Thank you again Henk
This is possible thanks to work of Michelle Webster (member of ES) on her website see
Michelle also tries to acquire pedigrees of IRS outside mainstream showlineage. This is very important: the Dutch kennelclub mentioned a shrinking genepool in a reaction on the courtcase twice as a cause of rising defects in purebreds.
So let's hope it will be possible one day to see ALL existing lineage in one website. And let's help and thank Michelle for all her work until now!
Hi Susan, maybe it would be prudent to mimic the working side of the breed and not breed before 2 years if that is the latest time eplipesy rears it's horrible head? apart from accident caused epilepsy.
You're a brilliant blogger!!!!!!!!
Thanks Sue, that's really interesting. I have no knowledge of the disease and I've learned so much through this blog, it's fascinating. Of all the breeds I think that IS are the most welcoming when a newcomer comes over the hill and the concern and support on various blogs has been heart warming.
I can now see that some of my comments may be considered naive when seeing the time span.
For that reason I think it's better not to breed from a bitch before she is 3 years old. For a sire I would say, don't breed from him until he is 5 years old.
Hi Georgina, thanks!
Sorry, time is lacking so I've not been able to reply. I see Sue Humphrey has already explained the typical age for idiopathic epilepsy to occur, I fully agree with her and would add that age can be quite variable.

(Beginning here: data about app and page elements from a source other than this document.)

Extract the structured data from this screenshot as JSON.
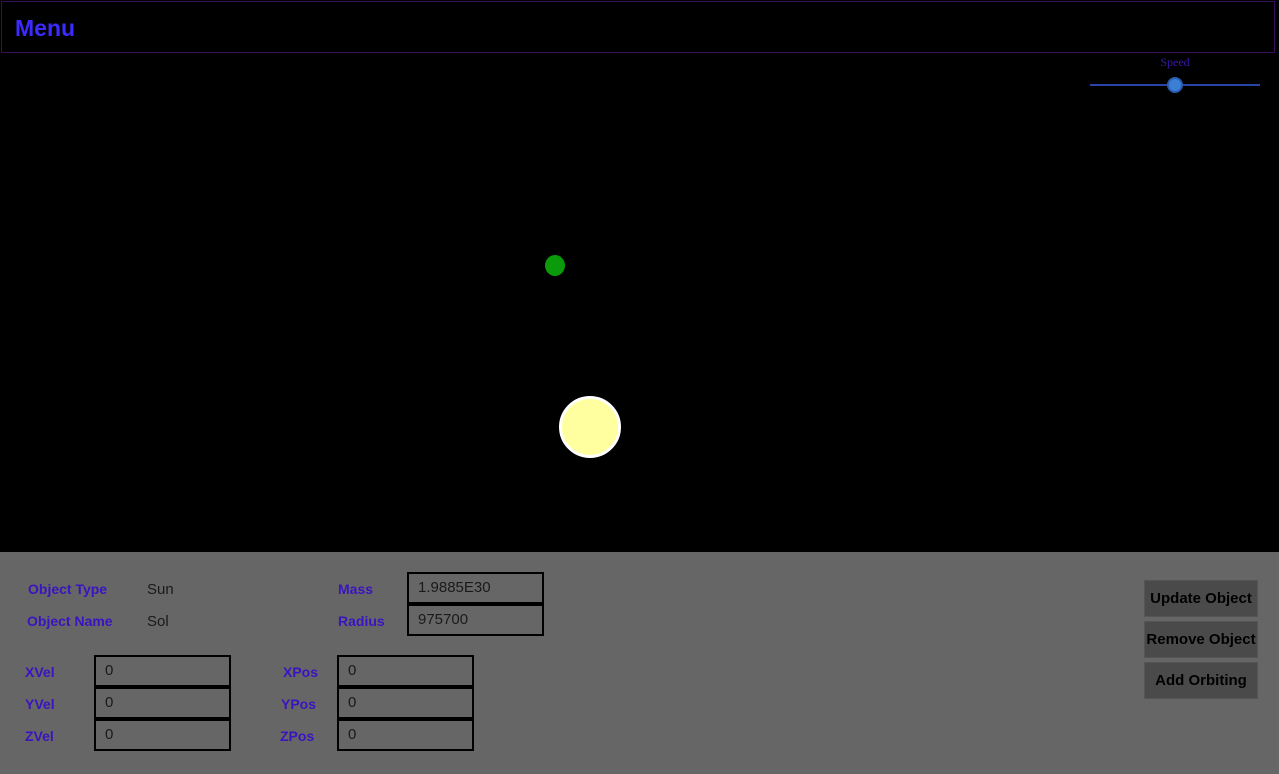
{
  "menu": {
    "title": "Menu"
  },
  "speed": {
    "label": "Speed",
    "value": 0.5
  },
  "scene": {
    "planet_color": "#0a9a0a",
    "sun_color": "#ffffa0"
  },
  "panel": {
    "object_type_label": "Object Type",
    "object_type_value": "Sun",
    "object_name_label": "Object Name",
    "object_name_value": "Sol",
    "mass_label": "Mass",
    "mass_value": "1.9885E30",
    "radius_label": "Radius",
    "radius_value": "975700",
    "xvel_label": "XVel",
    "xvel_value": "0",
    "yvel_label": "YVel",
    "yvel_value": "0",
    "zvel_label": "ZVel",
    "zvel_value": "0",
    "xpos_label": "XPos",
    "xpos_value": "0",
    "ypos_label": "YPos",
    "ypos_value": "0",
    "zpos_label": "ZPos",
    "zpos_value": "0"
  },
  "buttons": {
    "update": "Update Object",
    "remove": "Remove Object",
    "add_orbiting": "Add Orbiting"
  }
}
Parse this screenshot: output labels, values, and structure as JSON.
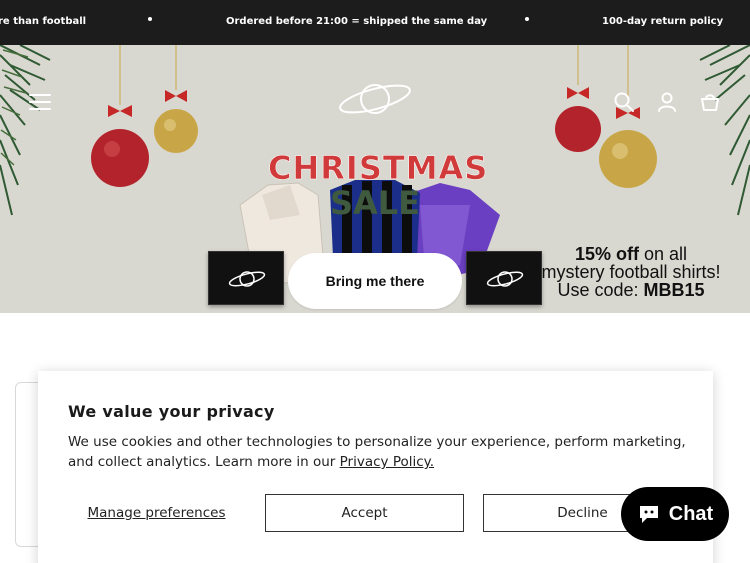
{
  "announcement": {
    "messages": [
      "re than football",
      "Ordered before 21:00 = shipped the same day",
      "100-day return policy"
    ]
  },
  "hero": {
    "title_line1": "CHRISTMAS",
    "title_line2": "SALE",
    "promo_bold": "15% off",
    "promo_rest": " on all",
    "promo_line2": "mystery football shirts!",
    "promo_line3_prefix": "Use code: ",
    "promo_code": "MBB15",
    "cta_label": "Bring me there"
  },
  "header_icons": [
    "menu-icon",
    "search-icon",
    "account-icon",
    "cart-icon"
  ],
  "cookie_banner": {
    "title": "We value your privacy",
    "text": "We use cookies and other technologies to personalize your experience, perform marketing, and collect analytics. Learn more in our ",
    "policy_link": "Privacy Policy.",
    "manage_label": "Manage preferences",
    "accept_label": "Accept",
    "decline_label": "Decline"
  },
  "chat": {
    "label": "Chat",
    "icon": "chat-bubble-icon"
  },
  "colors": {
    "announcement_bg": "#1c1c1c",
    "hero_bg": "#d9d8d0",
    "christmas_red": "#d13a3a",
    "sale_green": "#3f5a3f",
    "chat_bg": "#000000"
  }
}
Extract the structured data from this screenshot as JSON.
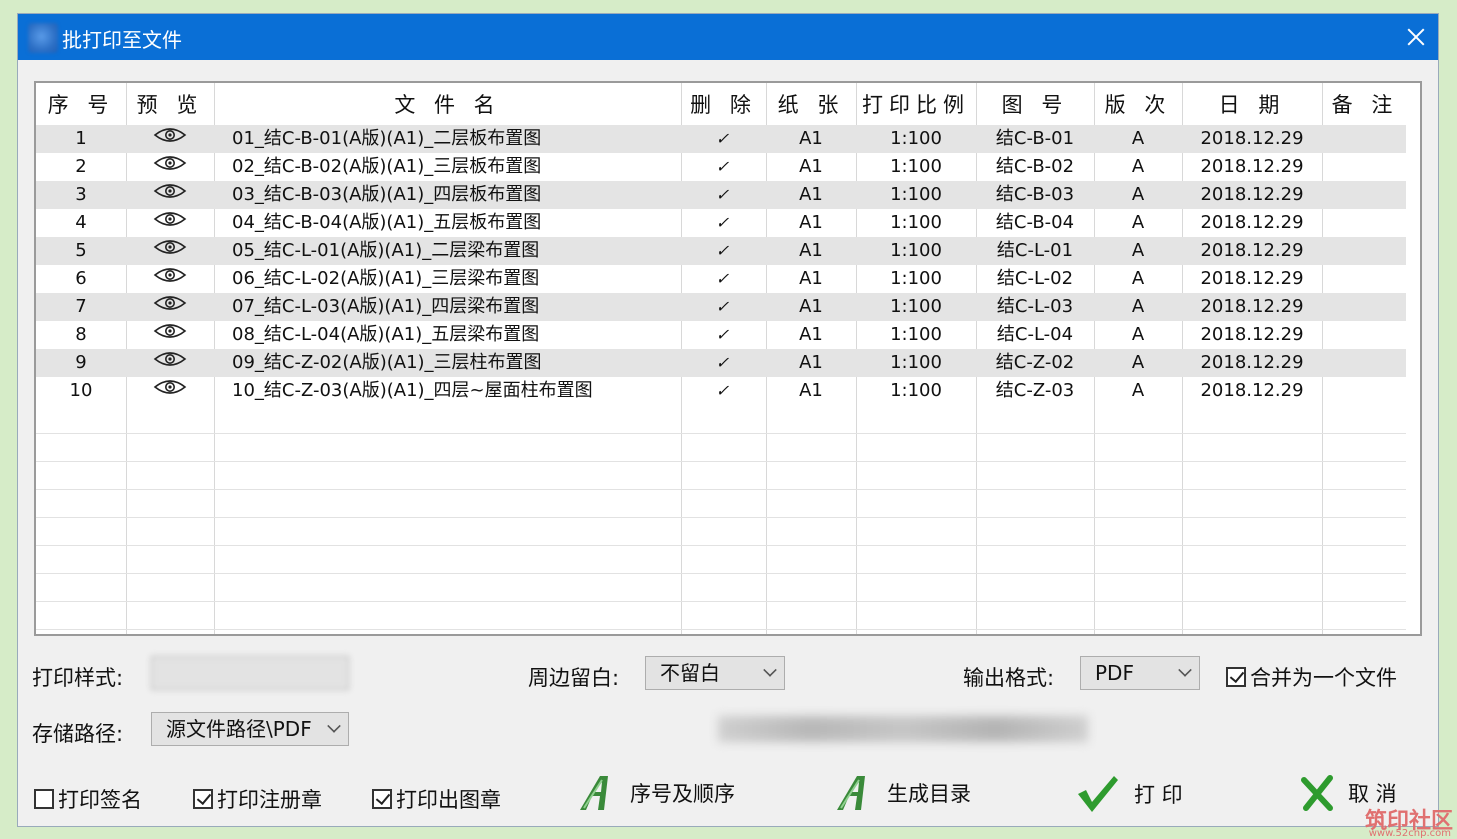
{
  "window": {
    "title": "批打印至文件"
  },
  "table": {
    "headers": [
      "序 号",
      "预 览",
      "文 件 名",
      "删 除",
      "纸 张",
      "打印比例",
      "图 号",
      "版 次",
      "日 期",
      "备 注"
    ],
    "rows": [
      [
        "1",
        "01_结C-B-01(A版)(A1)_二层板布置图",
        "A1",
        "1:100",
        "结C-B-01",
        "A",
        "2018.12.29",
        ""
      ],
      [
        "2",
        "02_结C-B-02(A版)(A1)_三层板布置图",
        "A1",
        "1:100",
        "结C-B-02",
        "A",
        "2018.12.29",
        ""
      ],
      [
        "3",
        "03_结C-B-03(A版)(A1)_四层板布置图",
        "A1",
        "1:100",
        "结C-B-03",
        "A",
        "2018.12.29",
        ""
      ],
      [
        "4",
        "04_结C-B-04(A版)(A1)_五层板布置图",
        "A1",
        "1:100",
        "结C-B-04",
        "A",
        "2018.12.29",
        ""
      ],
      [
        "5",
        "05_结C-L-01(A版)(A1)_二层梁布置图",
        "A1",
        "1:100",
        "结C-L-01",
        "A",
        "2018.12.29",
        ""
      ],
      [
        "6",
        "06_结C-L-02(A版)(A1)_三层梁布置图",
        "A1",
        "1:100",
        "结C-L-02",
        "A",
        "2018.12.29",
        ""
      ],
      [
        "7",
        "07_结C-L-03(A版)(A1)_四层梁布置图",
        "A1",
        "1:100",
        "结C-L-03",
        "A",
        "2018.12.29",
        ""
      ],
      [
        "8",
        "08_结C-L-04(A版)(A1)_五层梁布置图",
        "A1",
        "1:100",
        "结C-L-04",
        "A",
        "2018.12.29",
        ""
      ],
      [
        "9",
        "09_结C-Z-02(A版)(A1)_三层柱布置图",
        "A1",
        "1:100",
        "结C-Z-02",
        "A",
        "2018.12.29",
        ""
      ],
      [
        "10",
        "10_结C-Z-03(A版)(A1)_四层~屋面柱布置图",
        "A1",
        "1:100",
        "结C-Z-03",
        "A",
        "2018.12.29",
        ""
      ]
    ],
    "delete_glyph": "✓",
    "empty_rows": 8
  },
  "options": {
    "print_style_label": "打印样式:",
    "print_style_value": "",
    "margin_label": "周边留白:",
    "margin_value": "不留白",
    "output_format_label": "输出格式:",
    "output_format_value": "PDF",
    "merge_label": "合并为一个文件",
    "merge_checked": true,
    "save_path_label": "存储路径:",
    "save_path_value": "源文件路径\\PDF"
  },
  "footer": {
    "sign_label": "打印签名",
    "sign_checked": false,
    "reg_stamp_label": "打印注册章",
    "reg_stamp_checked": true,
    "out_stamp_label": "打印出图章",
    "out_stamp_checked": true,
    "order_btn": "序号及顺序",
    "catalog_btn": "生成目录",
    "print_btn": "打 印",
    "cancel_btn": "取 消"
  },
  "watermark": {
    "text": "筑印社区",
    "url": "www.52cnp.com"
  },
  "colors": {
    "titlebar": "#0a6fd6",
    "accent_green": "#2e7d32"
  }
}
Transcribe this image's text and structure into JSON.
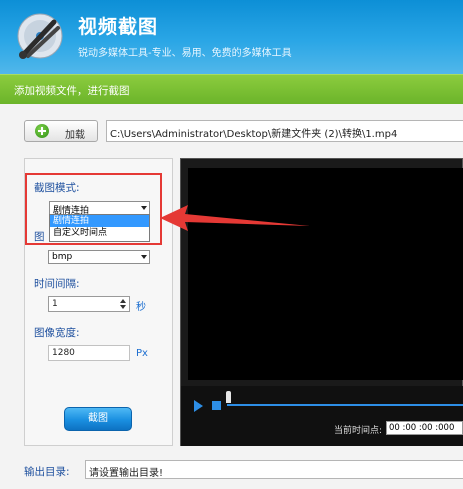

I would just like to remark that you may have misunderstood my post on the age working dogs are usually bred from. You mention two years... that is very young. Quite often working lines are not bred until they are four, five or even six years old. Two years is the minimum age for a bitch to be bred from and I believe most kennel clubs in European countries will not register pups born from a bitch under two years of age.
If epilepsy is a worry in your bitch line then use a stud dog that is of advanced age, who's progeny is over 5 years of age and all are free of epilepsy! Storing frozen semen from a dog for later use could be a way forward. Bitches are that bit more complicated... it is not recommended breeding practice to have a first litter off a bitch who is already past her 5th Birthday.
We must stay realistic: There are many lines in the Irish Setter with a predisposition to idiopathic epilepsy. As I stated earlier the mode of inheritance is not a simple recessive gene. It is more complex than that.
It is impossible to avoid ALL risk of breeding an epileptic animal. It is usually only in retrospect that we see a pattern emerging and can make our deductions. So once again we are back to lowering the COI to lower the risk of 'bad genes' coming to the fore...
May I add a last recommendation for anyone who is so unfortunate as to have a dog with epilepsy: please start medication as soon as possible; as soon as you have your vet's definite diagnosis! Early treatment will hopefully prevent further attacks wheras if you wait, and your dog does fit again, then every fit will lower the brain's so-called 'fitting threshold' and it is all the more likely the fitting will increase in frequency and in severity. I believe the sad story of Sam is typical for a dog that was taken off medication.